• _What you need to do_:
Please retype the entries that follow exactly as they are, leaving the images behind.

-- Data for the task follows --

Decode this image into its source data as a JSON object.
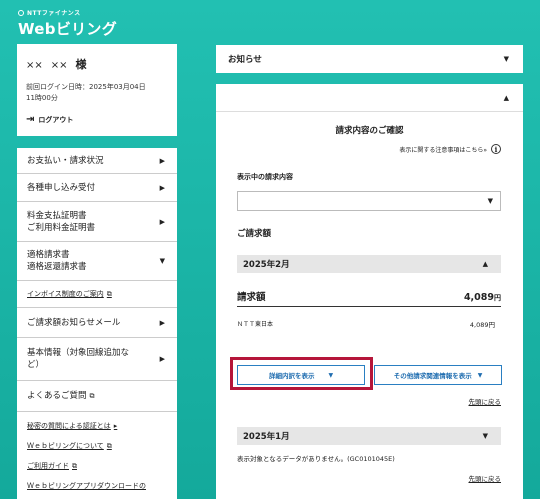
{
  "logo": {
    "sub": "NTTファイナンス",
    "main": "Webビリング"
  },
  "user": {
    "name_1": "××",
    "name_2": "××",
    "honorific": "様",
    "last_login_1": "前回ログイン日時：2025年03月04日",
    "last_login_2": "11時00分",
    "logout": "ログアウト"
  },
  "menu": {
    "payment": "お支払い・請求状況",
    "apply": "各種申し込み受付",
    "cert_1": "料金支払証明書",
    "cert_2": "ご利用料金証明書",
    "qualified_1": "適格請求書",
    "qualified_2": "適格返還請求書",
    "invoice_system": "インボイス制度のご案内",
    "mail": "ご請求額お知らせメール",
    "basic_1": "基本情報（対象回線追加な",
    "basic_2": "ど）",
    "faq": "よくあるご質問",
    "secret_auth": "秘密の質問による認証とは",
    "about": "Ｗｅｂビリングについて",
    "guide": "ご利用ガイド",
    "app": "Ｗｅｂビリングアプリダウンロードの"
  },
  "notice": {
    "title": "お知らせ"
  },
  "billing": {
    "title": "請求内容のご確認",
    "notes_link": "表示に関する注意事項はこちら»",
    "select_label": "表示中の請求内容",
    "amount_title": "ご請求額",
    "month1": "2025年2月",
    "total_label": "請求額",
    "total_value": "4,089",
    "yen": "円",
    "company": "ＮＴＴ東日本",
    "company_value": "4,089円",
    "detail_button": "詳細内訳を表示",
    "other_button": "その他請求関連情報を表示",
    "back_top": "先頭に戻る",
    "month2": "2025年1月",
    "no_data": "表示対象となるデータがありません。(GC0101045E)",
    "back_top_2": "先頭に戻る"
  },
  "colors": {
    "accent": "#1f6db0",
    "highlight": "#b5163a",
    "background": "#1fb8aa"
  }
}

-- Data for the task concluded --

• _Answer box_:
Decode this image into its source data as a JSON object.
{
  "logo": {
    "sub": "NTTファイナンス",
    "main": "Webビリング"
  },
  "user": {
    "name_1": "××",
    "name_2": "××",
    "honorific": "様",
    "last_login_1": "前回ログイン日時：2025年03月04日",
    "last_login_2": "11時00分",
    "logout": "ログアウト"
  },
  "menu": {
    "payment": "お支払い・請求状況",
    "apply": "各種申し込み受付",
    "cert_1": "料金支払証明書",
    "cert_2": "ご利用料金証明書",
    "qualified_1": "適格請求書",
    "qualified_2": "適格返還請求書",
    "invoice_system": "インボイス制度のご案内",
    "mail": "ご請求額お知らせメール",
    "basic_1": "基本情報（対象回線追加な",
    "basic_2": "ど）",
    "faq": "よくあるご質問",
    "secret_auth": "秘密の質問による認証とは",
    "about": "Ｗｅｂビリングについて",
    "guide": "ご利用ガイド",
    "app": "Ｗｅｂビリングアプリダウンロードの"
  },
  "notice": {
    "title": "お知らせ"
  },
  "billing": {
    "title": "請求内容のご確認",
    "notes_link": "表示に関する注意事項はこちら»",
    "select_label": "表示中の請求内容",
    "amount_title": "ご請求額",
    "month1": "2025年2月",
    "total_label": "請求額",
    "total_value": "4,089",
    "yen": "円",
    "company": "ＮＴＴ東日本",
    "company_value": "4,089円",
    "detail_button": "詳細内訳を表示",
    "other_button": "その他請求関連情報を表示",
    "back_top": "先頭に戻る",
    "month2": "2025年1月",
    "no_data": "表示対象となるデータがありません。(GC0101045E)",
    "back_top_2": "先頭に戻る"
  },
  "colors": {
    "accent": "#1f6db0",
    "highlight": "#b5163a",
    "background": "#1fb8aa"
  }
}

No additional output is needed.